“Herein is revealed the outworking of the divine principle of cooperation, without which no true success can be attained. Human effort avails nothing without divine power; and without human endeavor, divine effort is with many of no avail. To make God’s grace our own, we must act our part. His grace is given to work in us to will and to do, but never as a substitute for our effort.” (Lift Him Up, Ellen White, p. 193)
“The influence of the Spirit of God is brought to combine with human agencies. The power is all of God but there must be a cooperation. The God of heaven does not work for man without his cooperation. The Spirit of God unites with the human effort. Thus it is that we become laborers together with God. (Manuscript 3, 1888, 1, 2, Ellen White)
Won’t you reach out by faith and accept the boundless resources heaven offers?
The most bitter opposition, the boldest threats of the enemy, seemed only to inspire Nehemiah with firmer determination, and to arouse him to greater watchfulness…
Beside Nehemiah stood a trumpeter, and on different parts of the wall were stationed priests bearing the sacred trumpets. The people were scattered in their labors; but on the approach of danger at any point, a signal was given for them to repair thither without delay. Then the priests sounded an alarm upon the trumpets as a token that God would fight for them. “So we labored in the work,” says Nehemiah; “and half of them held the spears from the rising of the morning till the stars appeared.” Those who lived in towns and villages outside Jerusalem were required to lodge within the walls, both to guard the work and that they might be ready for duty in the morning. This would prevent unnecessary delay, and, furthermore, would cut off the opportunity, which the enemies would otherwise enjoy, of attacking the workmen as they went to and from their homes, or embittering with prejudice or discouraging by threats.

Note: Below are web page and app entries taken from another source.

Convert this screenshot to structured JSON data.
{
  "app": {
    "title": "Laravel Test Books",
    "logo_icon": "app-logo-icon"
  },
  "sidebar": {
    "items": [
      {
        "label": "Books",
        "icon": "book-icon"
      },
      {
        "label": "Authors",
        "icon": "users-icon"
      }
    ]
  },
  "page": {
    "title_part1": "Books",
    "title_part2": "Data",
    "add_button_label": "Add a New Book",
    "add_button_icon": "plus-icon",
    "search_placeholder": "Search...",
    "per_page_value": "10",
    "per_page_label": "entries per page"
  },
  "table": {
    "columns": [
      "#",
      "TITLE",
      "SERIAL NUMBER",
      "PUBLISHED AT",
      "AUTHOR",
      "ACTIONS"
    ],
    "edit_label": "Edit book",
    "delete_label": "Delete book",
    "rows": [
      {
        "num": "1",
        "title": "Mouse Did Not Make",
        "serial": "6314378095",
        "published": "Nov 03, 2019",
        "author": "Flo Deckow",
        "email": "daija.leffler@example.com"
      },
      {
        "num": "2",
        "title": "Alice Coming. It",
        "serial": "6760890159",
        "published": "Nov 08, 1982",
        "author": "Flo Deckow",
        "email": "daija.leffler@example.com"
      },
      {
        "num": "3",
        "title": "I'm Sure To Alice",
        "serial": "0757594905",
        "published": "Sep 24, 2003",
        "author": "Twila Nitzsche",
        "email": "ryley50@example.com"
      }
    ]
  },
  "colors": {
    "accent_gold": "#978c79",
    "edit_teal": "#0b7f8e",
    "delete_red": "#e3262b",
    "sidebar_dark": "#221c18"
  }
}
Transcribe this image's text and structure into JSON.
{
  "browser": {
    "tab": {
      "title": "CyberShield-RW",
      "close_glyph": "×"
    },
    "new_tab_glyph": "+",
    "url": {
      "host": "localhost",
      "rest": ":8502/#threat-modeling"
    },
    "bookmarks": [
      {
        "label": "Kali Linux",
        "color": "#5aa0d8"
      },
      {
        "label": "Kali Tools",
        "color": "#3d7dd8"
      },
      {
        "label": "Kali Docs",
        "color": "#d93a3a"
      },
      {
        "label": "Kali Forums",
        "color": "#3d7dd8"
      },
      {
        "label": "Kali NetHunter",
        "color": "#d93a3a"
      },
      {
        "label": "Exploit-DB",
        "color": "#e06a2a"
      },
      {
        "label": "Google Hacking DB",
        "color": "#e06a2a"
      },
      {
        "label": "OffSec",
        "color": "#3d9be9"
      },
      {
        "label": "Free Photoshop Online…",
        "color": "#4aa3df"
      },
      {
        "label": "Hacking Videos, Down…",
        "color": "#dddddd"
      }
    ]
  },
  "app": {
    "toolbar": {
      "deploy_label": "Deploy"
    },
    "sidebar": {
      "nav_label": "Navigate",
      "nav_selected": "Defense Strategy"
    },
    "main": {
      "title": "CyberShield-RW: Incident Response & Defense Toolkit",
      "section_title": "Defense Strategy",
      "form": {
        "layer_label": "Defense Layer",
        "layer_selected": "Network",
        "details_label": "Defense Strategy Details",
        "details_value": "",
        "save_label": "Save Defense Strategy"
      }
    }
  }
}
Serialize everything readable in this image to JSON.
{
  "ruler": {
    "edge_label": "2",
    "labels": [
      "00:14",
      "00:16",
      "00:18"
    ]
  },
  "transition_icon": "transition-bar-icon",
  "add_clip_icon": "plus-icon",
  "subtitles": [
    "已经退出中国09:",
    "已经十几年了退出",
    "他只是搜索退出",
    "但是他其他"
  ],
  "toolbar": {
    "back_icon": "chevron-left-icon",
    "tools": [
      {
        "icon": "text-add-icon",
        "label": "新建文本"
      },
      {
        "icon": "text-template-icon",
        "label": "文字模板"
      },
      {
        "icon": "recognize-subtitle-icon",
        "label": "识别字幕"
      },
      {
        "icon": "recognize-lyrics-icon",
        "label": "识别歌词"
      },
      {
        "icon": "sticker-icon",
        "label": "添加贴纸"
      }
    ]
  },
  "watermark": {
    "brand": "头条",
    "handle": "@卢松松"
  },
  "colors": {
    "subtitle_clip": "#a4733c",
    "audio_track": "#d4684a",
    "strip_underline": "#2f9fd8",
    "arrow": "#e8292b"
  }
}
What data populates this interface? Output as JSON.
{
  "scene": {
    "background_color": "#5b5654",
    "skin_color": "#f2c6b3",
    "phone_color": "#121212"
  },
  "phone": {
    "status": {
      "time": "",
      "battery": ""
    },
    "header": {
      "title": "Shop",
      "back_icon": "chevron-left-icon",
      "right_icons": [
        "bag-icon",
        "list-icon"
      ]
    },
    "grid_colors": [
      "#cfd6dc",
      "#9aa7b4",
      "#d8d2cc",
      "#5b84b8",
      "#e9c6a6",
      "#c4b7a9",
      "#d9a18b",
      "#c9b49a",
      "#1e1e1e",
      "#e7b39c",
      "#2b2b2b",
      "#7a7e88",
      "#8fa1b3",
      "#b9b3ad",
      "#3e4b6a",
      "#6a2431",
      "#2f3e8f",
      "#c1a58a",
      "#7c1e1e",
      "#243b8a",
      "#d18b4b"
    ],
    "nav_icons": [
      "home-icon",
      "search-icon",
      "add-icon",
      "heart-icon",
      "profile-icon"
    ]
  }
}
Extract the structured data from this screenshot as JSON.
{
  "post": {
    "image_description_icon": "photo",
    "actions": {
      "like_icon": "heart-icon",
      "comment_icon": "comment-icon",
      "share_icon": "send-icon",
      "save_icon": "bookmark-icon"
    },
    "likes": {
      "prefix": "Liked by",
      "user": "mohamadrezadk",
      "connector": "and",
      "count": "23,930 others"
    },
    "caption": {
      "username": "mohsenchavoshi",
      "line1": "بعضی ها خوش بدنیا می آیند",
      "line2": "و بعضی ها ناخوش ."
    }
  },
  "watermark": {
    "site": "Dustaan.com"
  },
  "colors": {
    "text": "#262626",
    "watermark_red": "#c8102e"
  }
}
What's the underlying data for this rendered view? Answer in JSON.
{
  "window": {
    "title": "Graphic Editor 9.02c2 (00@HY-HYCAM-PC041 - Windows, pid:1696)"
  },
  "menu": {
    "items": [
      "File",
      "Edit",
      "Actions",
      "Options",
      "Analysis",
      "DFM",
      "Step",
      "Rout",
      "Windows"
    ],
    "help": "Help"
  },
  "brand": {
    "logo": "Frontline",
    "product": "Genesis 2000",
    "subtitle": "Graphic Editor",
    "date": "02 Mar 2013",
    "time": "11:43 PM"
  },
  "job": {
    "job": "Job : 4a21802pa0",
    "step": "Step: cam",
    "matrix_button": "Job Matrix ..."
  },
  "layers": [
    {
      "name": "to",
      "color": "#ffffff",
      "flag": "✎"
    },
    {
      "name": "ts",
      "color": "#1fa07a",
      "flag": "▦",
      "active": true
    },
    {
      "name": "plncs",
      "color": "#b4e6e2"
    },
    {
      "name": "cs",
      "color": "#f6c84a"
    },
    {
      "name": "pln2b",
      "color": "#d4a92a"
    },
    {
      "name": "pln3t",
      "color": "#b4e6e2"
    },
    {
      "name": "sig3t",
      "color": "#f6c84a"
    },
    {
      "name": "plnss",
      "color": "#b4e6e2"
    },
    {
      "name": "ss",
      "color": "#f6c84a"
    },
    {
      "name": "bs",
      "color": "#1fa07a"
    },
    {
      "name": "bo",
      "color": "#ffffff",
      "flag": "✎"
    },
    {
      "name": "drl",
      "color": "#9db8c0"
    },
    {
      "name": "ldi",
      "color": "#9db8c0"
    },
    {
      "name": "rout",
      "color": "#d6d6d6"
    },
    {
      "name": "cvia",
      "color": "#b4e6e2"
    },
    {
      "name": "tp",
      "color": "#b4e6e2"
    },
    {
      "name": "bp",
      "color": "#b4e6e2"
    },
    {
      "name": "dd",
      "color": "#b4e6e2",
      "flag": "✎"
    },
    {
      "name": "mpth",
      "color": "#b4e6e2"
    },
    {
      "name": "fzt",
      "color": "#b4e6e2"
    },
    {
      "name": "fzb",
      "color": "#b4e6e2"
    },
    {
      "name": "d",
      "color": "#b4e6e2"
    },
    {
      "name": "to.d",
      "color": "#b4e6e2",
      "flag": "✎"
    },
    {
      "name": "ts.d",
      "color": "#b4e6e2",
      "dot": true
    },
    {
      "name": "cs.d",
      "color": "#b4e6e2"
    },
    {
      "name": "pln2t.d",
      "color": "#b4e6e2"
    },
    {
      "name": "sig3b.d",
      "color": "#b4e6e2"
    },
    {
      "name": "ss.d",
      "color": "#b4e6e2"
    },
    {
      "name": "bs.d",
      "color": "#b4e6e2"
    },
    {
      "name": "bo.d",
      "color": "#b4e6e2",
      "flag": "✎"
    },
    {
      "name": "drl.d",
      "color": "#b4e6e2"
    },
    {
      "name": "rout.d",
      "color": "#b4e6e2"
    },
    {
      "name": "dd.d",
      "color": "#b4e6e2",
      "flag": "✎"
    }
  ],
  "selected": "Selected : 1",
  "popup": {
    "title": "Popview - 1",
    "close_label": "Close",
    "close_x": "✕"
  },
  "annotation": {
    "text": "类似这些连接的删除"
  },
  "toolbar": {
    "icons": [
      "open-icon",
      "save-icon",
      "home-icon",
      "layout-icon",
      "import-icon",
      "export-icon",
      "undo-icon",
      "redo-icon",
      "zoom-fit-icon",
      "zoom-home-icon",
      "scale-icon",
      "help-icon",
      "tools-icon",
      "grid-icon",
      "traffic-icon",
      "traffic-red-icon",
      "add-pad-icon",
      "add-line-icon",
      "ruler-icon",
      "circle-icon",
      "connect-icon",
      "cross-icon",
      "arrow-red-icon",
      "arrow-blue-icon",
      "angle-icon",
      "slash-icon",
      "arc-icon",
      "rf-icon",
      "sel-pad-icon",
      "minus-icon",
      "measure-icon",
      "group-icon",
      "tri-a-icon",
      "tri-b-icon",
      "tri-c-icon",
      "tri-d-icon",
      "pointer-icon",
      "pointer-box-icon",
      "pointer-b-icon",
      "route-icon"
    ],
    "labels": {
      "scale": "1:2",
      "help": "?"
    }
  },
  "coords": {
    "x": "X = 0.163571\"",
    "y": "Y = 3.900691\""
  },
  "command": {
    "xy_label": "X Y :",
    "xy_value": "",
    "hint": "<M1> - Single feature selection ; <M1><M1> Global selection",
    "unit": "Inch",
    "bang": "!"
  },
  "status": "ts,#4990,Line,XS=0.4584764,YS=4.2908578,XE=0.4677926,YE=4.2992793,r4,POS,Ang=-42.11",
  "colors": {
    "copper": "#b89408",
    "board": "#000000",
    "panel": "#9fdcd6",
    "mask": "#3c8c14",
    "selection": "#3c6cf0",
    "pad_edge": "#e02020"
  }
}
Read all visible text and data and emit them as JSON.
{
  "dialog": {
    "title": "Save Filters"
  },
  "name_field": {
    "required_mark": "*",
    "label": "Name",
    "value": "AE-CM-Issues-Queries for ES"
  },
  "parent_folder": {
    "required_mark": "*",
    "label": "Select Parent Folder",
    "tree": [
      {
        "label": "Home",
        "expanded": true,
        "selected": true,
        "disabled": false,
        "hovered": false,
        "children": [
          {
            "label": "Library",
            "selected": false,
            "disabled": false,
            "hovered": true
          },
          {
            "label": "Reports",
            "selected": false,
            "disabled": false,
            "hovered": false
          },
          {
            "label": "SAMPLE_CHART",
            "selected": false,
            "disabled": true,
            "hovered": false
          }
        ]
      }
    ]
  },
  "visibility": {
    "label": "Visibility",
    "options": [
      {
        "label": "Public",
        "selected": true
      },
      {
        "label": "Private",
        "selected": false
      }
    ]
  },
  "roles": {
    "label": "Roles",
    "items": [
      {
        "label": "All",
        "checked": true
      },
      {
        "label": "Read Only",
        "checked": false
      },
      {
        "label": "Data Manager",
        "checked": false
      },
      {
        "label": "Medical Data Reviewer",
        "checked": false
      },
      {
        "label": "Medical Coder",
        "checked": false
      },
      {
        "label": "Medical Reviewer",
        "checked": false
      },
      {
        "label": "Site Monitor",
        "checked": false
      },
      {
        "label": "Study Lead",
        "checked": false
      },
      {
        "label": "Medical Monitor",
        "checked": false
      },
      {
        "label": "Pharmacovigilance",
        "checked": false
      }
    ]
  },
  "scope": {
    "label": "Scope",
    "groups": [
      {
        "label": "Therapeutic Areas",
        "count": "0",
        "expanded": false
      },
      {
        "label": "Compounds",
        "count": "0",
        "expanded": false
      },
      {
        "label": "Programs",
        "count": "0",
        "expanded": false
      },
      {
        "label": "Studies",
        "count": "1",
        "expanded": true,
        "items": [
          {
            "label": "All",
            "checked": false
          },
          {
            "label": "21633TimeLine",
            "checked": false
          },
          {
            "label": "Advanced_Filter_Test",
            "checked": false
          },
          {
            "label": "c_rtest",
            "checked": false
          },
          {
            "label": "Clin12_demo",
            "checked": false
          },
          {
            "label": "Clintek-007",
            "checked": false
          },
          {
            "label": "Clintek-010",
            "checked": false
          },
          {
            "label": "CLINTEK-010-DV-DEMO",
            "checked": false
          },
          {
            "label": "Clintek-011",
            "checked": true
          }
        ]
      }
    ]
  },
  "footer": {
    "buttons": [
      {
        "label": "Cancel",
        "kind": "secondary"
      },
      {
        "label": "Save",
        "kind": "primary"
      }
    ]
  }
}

Nehemiah and his companions did not shrink from hardships, or excuse themselves from trying service. Neither by night nor by day, not even during the brief time given to slumber, did they put off their clothing, or even lay aside their armor. “So neither I, nor my brethren, nor my servants, nor the men of the guard which followed me, none of us put off our clothes, saving that everyone put them off for washing.”
Nehemiah was engaged in an important work, one which concerned the prosperity of the cause of God. Every effort previously put forth to accomplish that work had failed because of a lack of true faith and union of effort among the Jews. The Samaritans, disguising their enmity under a pretense of fidelity to the king of Persia, had succeeded in causing a discontinuance of the work. The zealous and true-hearted among the Jews had again and again been disappointed in their purposes. But in the strength of God, Nehemiah determined that the adversaries should not again hinder the work. The despisers of the God of heaven should be disappointed. Their Satanic policy could not succeed if the people of God would bar the doors against the enemy, and work harmoniously to carry out the divine will. The foe could not enter unless the gates were thrown open by traitors within.
If we are but loyal and true, every attack of the enemy will lead us to a firmer reliance upon God, and to more determined effort to carry forward his work, against all opposing influences.
Lessons from the Life of Nehemiah by Mrs. E. G. White pp. 42–44 (SW April 26, 1904, Art. A)